    There you go again; bootlicking Auxilia like you used to do Grace. Can you tell us what tangible things she has brought about through her hospital visits? Are drugs now available post her visits or its just PR stunts to show her as caring and different from Marujata? Had we gone so low under Grace that even a simple hospital visit by Auxilia is celebrated like she has built a new 3000 bed world class hospital?

  • samuel mudavanhu

    I totally agree with you the writer that it is ordinary folks who dare to make a difference in their communities who make Zimbabwe a better place to live. I witnessed it yesterday. Thank you for the inspiring story we need more of these unsung heroes.

  • Thomas Mhuriro
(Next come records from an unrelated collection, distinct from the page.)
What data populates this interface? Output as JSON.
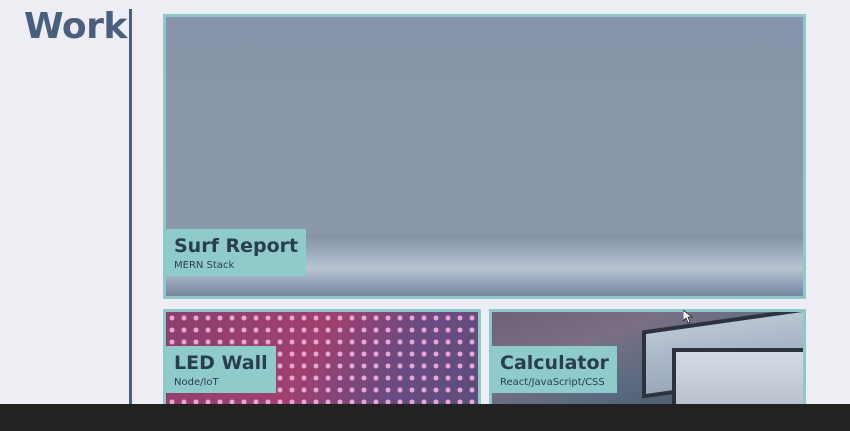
{
  "header": {
    "title": "Work"
  },
  "projects": [
    {
      "title": "Surf Report",
      "subtitle": "MERN Stack"
    },
    {
      "title": "LED Wall",
      "subtitle": "Node/IoT"
    },
    {
      "title": "Calculator",
      "subtitle": "React/JavaScript/CSS"
    }
  ],
  "colors": {
    "accent": "#8fcbca",
    "heading": "#4a5f7e",
    "background": "#eceef4",
    "taskbar": "#222222"
  },
  "icons": {
    "cursor": "mouse-pointer-icon"
  }
}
    OPEN LETTER TO THE ANGLICANS IN HARARE
    I greet you all in the name of God who qualifies us to be ONE family through the ministry of His Son Our Lord Jesus Christ.
    Greetings to all Anglicans in the Diocese of Harare and the Province of Central Africa, by divine providence (the extension mine). Harare Diocese is significant to all of us not because of its material riches but because it is an Anglican Church, only relevant because of its catholicity. My fear, as confirmed by the recent sad developments before the Rt Rev Chad Gandiya was, through the grace of God, elected to bring sanity to this region, is that we dictate to God instead of the other way round. If God is in control in Harare, there is no need to panic at this moment in time! God will give the people of Harare a Shepherd. If the Diocese of Harare is not of God, then we could expect the people to give it one. If people give the Church a Shepherd outside God, then we will all have a wonderful time in the HELL we deserve. Because of poor theology and lack of teaching within the Church, leadership is now being contested as though it were a political office. We know very well how politics differs from Church business. If we confuse the two, then we could expect anything and we should not cry foul when a human being begins to show their true colors. Harare is not a stranger to those who could run it according to their fancies and whims without reference to God. We stand warned to be careful of the blunders we are capable of making! I pray that the peace that prevailed under the leadership of Bishop Gandiya should prevail into the future. At least we all had time to recollect and to ask serious questions about the evils we are capable of doing as humans. God comes first. If God comes second to human ingenuity, I bet we will regret in a big way if it is about popularity and not grace.The Anglican Diocese of Harare belongs to God. If we are true Christians (and not some self-proclaimed imposters), we should continue to pray for divine wisdom and guidance. The things of God should cause fear and trembling in our hearts and minds. The humble should lead the Church and not those who think they are the best. I rest my case and continue to pray for the Diocese of Harare in my own submissive way. To God, I submit my opinion. Any priest of good standing in the Diocese of Harare could be given some serious consideration. Lobbying has always proved to be the WRONG way to go about doing God’s business. I regret the fact that even the elective Assembly members have already been compromised before the process has been allowed its space. If we are believers there is no reason to panic. To panic is a sin in its own right. To god be the glory. AMEN
    Can T Mhuriro (Humble servant of the Diocese of Kimberley and Kuruman, ACSA: Diocesan Director of Ordinance, Chaplain of St Cyprian’s Grammar School; current member of Provincial Standing Committee; Member of the Provincial Training for Ministry and member of the Cathedral of St Cyprian the Martyr clergy )